“London and Europe have a thriving research community that Northeastern is keen to further engage,” says Scott Wildman, dean of Northeastern University in London.

Northeastern’s presence in the United Kingdom will enable it to participate in “multidisciplinary research collaborations to tackle the world’s most pressing problems,” Wildman says.

Topics to explore

The faculty assembled in London are individuals who know how to “handle billions of data points and find the patterns within these systems,” says Kate Coronges, executive director of the Network Science Institute.

“There’s an emergent aspect of putting a group of people together and seeing where their collaborative efforts coalesce,” she says.

The London hub of network scientists plans to explore research in areas such as finance and technology, including cryptocurrency, as well as mental health, foundational network science and multiplex network science, Northeastern officials say.

“On the applied side, there are several streams of research,” says Kiss, whose work includes the expansion of epidemic models.

They include “the use of temporal network theory to mine financial transaction data or the movement of ships in time across a well-defined network of ports” as well as “the study of segregation involving both urban mixing and interaction across social media,” he says.

Northeastern officials say the London team will establish new research programs that explore novel methods to understand human dynamics, the spread of information or ideas within groups and collective action in socio-economic ecosystems.

“The hub will also allow the Network Science Institute to partner up with public and private companies which will no doubt lead to new data-led research questions with a broadening the scope and impact of the institute,” Kiss says.

Wildman, who is also a professor of higher education and human physiology, says he will work with the Network Science Institute and the U.K.’s National Health Service to better understand the development of long-term health problems, including kidney failure, within community networks.

“Network science is a very applied science,” Coronges says.

“We look at a lot of societal issues from policies to mitigate disease spread and how political ideology gets very polarized. You really need this international perspective to look at this with scientific rigor,” she says.

Master’s program 

Northeastern officials say plans are also in the works to develop a master’s degree program in network science at the institute’s Boston and London campuses as well as on the Portland, Maine, campus.

“All the new faculty we hired in London” are qualified to start teaching in the fall of 2024, Coronges says.
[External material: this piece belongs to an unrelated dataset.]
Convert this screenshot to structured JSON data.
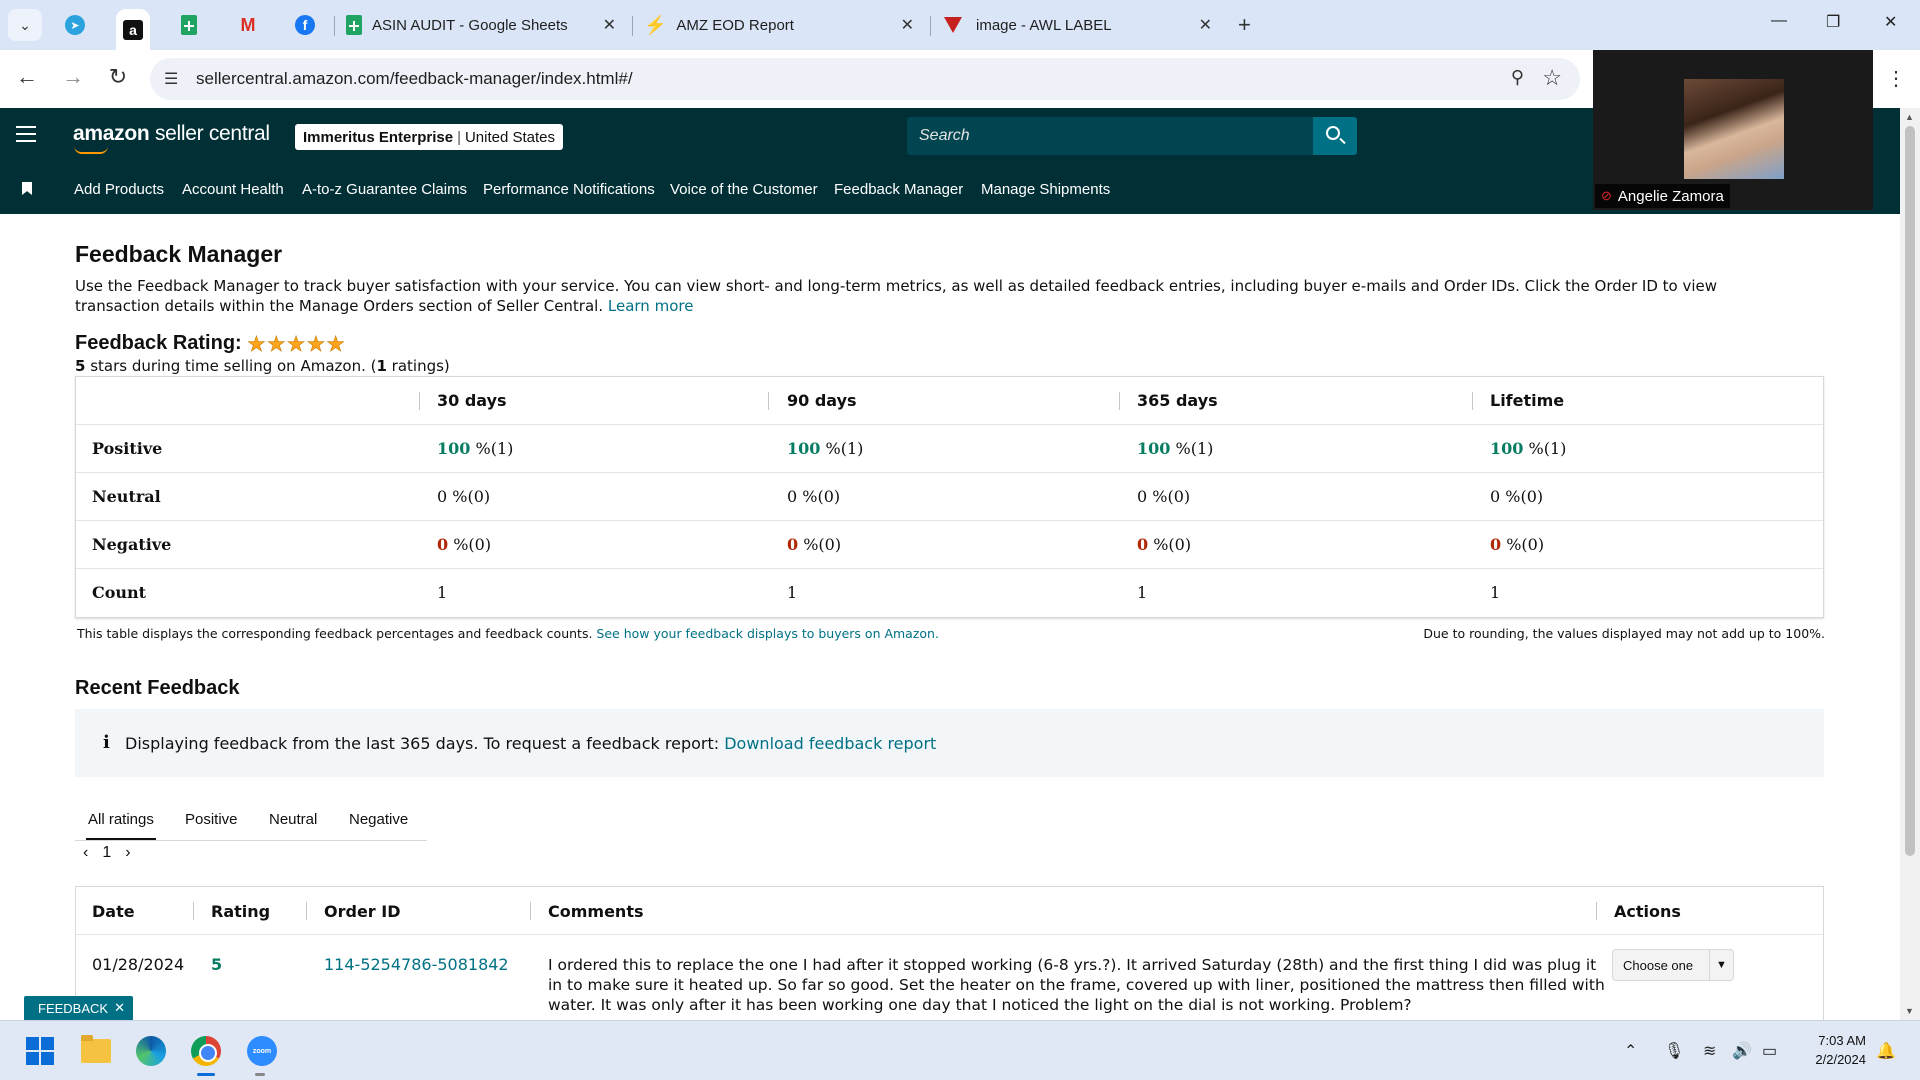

Northeastern’s Boston and London campuses currently are the only places in the world where people can get a Ph.D. in network science, which draws on researchers who have deep backgrounds in fields ranging from physics and social sciences to communications and design, who come together to work on models of systems.

Giovanni Petri, a new faculty member in London, says he considered Northeastern’s Network Science Institute in Boston to be the “best place for this kind of science in the world.”

“I’ve been wanting to go there for a long time. When the opportunity presented itself, I saw London as a good compromise between my professional aspirations and family life,” says Petri, who is from Italy.

His research includes unveiling patterns of international communities in a global city using mobile phone data, as well as the patterns of healthy and pathological brain activations using neuroimaging data.

Faculty hires in London include associate professor Riccardo Di Clemente, assistant professor Iacopo Iacopini, and postdoctoral researchers Naomi Arnold and Zsofia Zador.

Hiring will continue in London, Vespignani says, adding that the current faculty “will work on attracting other talent and resources.” There are plans to enroll 10 Ph.D. research students this year, Wildman says.

“You want access to local expertise and resources that are not the same that we can access here in the United States,” he says. “It’s really bringing us into this global research endeavor.”

Cynthia McCormick Hibbert is a Northeastern Global News reporter. Email her at or contact her on Twitter @HibbertCynthia.